* [ACTIVITY] Bring together every line in the data that includes "value".

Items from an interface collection

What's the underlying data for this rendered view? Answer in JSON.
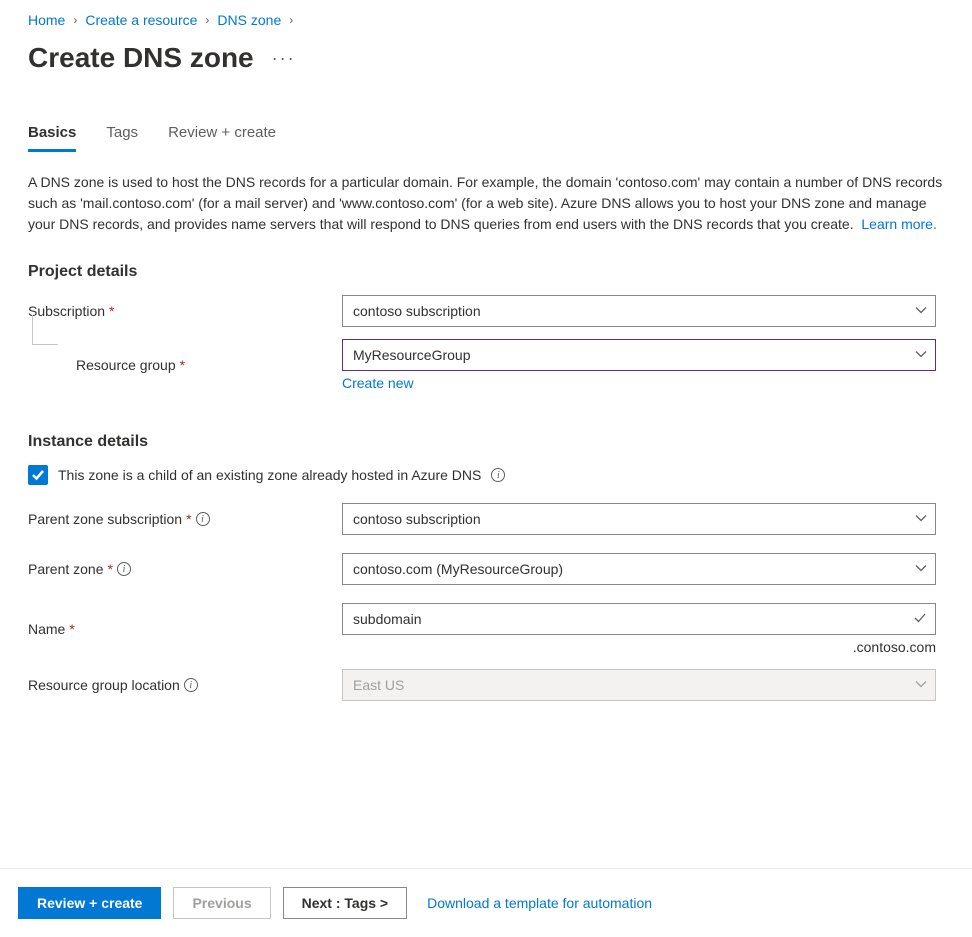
{
  "breadcrumb": {
    "items": [
      "Home",
      "Create a resource",
      "DNS zone"
    ]
  },
  "page": {
    "title": "Create DNS zone"
  },
  "tabs": {
    "items": [
      "Basics",
      "Tags",
      "Review + create"
    ]
  },
  "description": {
    "text": "A DNS zone is used to host the DNS records for a particular domain. For example, the domain 'contoso.com' may contain a number of DNS records such as 'mail.contoso.com' (for a mail server) and 'www.contoso.com' (for a web site). Azure DNS allows you to host your DNS zone and manage your DNS records, and provides name servers that will respond to DNS queries from end users with the DNS records that you create.",
    "learn_more": "Learn more."
  },
  "sections": {
    "project_details": "Project details",
    "instance_details": "Instance details"
  },
  "fields": {
    "subscription": {
      "label": "Subscription",
      "value": "contoso subscription"
    },
    "resource_group": {
      "label": "Resource group",
      "value": "MyResourceGroup",
      "create_new": "Create new"
    },
    "child_zone": {
      "label": "This zone is a child of an existing zone already hosted in Azure DNS"
    },
    "parent_zone_subscription": {
      "label": "Parent zone subscription",
      "value": "contoso subscription"
    },
    "parent_zone": {
      "label": "Parent zone",
      "value": "contoso.com (MyResourceGroup)"
    },
    "name": {
      "label": "Name",
      "value": "subdomain",
      "suffix": ".contoso.com"
    },
    "resource_group_location": {
      "label": "Resource group location",
      "value": "East US"
    }
  },
  "footer": {
    "review_create": "Review + create",
    "previous": "Previous",
    "next": "Next : Tags >",
    "download_template": "Download a template for automation"
  }
}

* [RESPONSE TO THIS TASK]
      "value": "contoso subscription"
      "value": "MyResourceGroup",
      "value": "contoso subscription"
      "value": "contoso.com (MyResourceGroup)"
      "value": "subdomain",
      "value": "East US"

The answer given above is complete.